■ **ABOUT THIS TASK**
Whatever appears in the records apart from pictures must be reproduced exactly.

■ **INFORMATION PROVIDED**
================================

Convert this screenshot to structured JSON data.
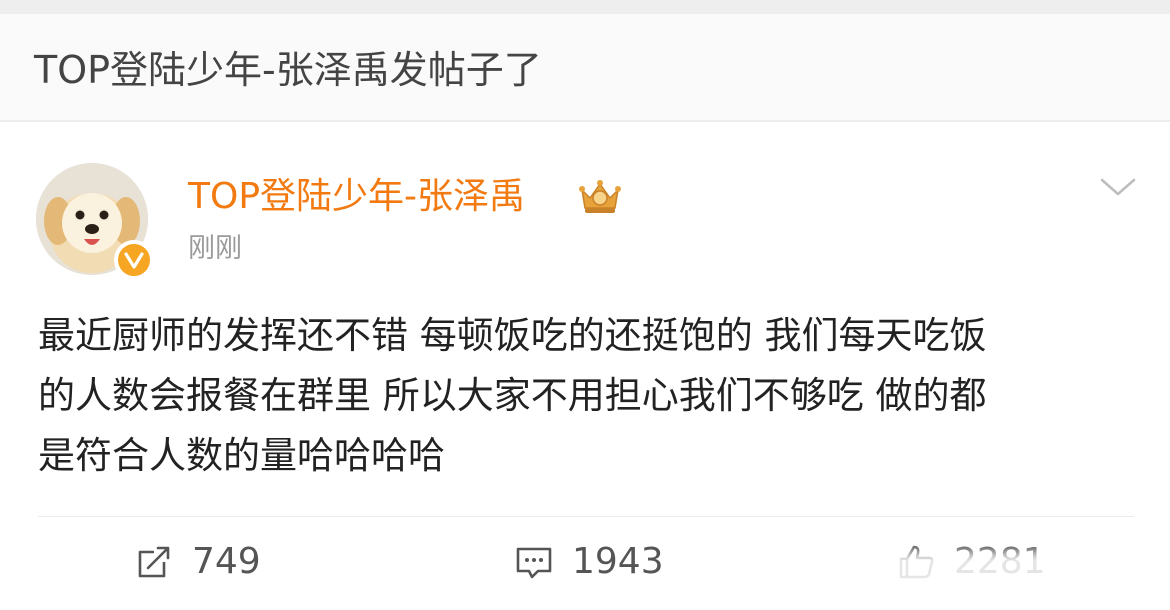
{
  "notice": {
    "text": "TOP登陆少年-张泽禹发帖子了"
  },
  "post": {
    "author": "TOP登陆少年-张泽禹",
    "time": "刚刚",
    "lines": [
      "最近厨师的发挥还不错 每顿饭吃的还挺饱的 我们每天吃饭",
      "的人数会报餐在群里 所以大家不用担心我们不够吃 做的都",
      "是符合人数的量哈哈哈哈"
    ],
    "verified_badge_icon": "verified-v-icon",
    "member_badge_icon": "crown-badge-icon",
    "menu_icon": "chevron-down-icon"
  },
  "actions": {
    "repost": {
      "icon": "repost-icon",
      "count": "749"
    },
    "comment": {
      "icon": "comment-icon",
      "count": "1943"
    },
    "like": {
      "icon": "thumbs-up-icon",
      "count": "2281"
    }
  },
  "colors": {
    "author": "#f27a11",
    "badge": "#f6a623",
    "text": "#222222",
    "muted": "#9a9a9a"
  }
}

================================

■ **RESULT OF THE EXERCISE**
Convert this screenshot to structured JSON data.
{
  "notice": {
    "text": "TOP登陆少年-张泽禹发帖子了"
  },
  "post": {
    "author": "TOP登陆少年-张泽禹",
    "time": "刚刚",
    "lines": [
      "最近厨师的发挥还不错 每顿饭吃的还挺饱的 我们每天吃饭",
      "的人数会报餐在群里 所以大家不用担心我们不够吃 做的都",
      "是符合人数的量哈哈哈哈"
    ],
    "verified_badge_icon": "verified-v-icon",
    "member_badge_icon": "crown-badge-icon",
    "menu_icon": "chevron-down-icon"
  },
  "actions": {
    "repost": {
      "icon": "repost-icon",
      "count": "749"
    },
    "comment": {
      "icon": "comment-icon",
      "count": "1943"
    },
    "like": {
      "icon": "thumbs-up-icon",
      "count": "2281"
    }
  },
  "colors": {
    "author": "#f27a11",
    "badge": "#f6a623",
    "text": "#222222",
    "muted": "#9a9a9a"
  }
}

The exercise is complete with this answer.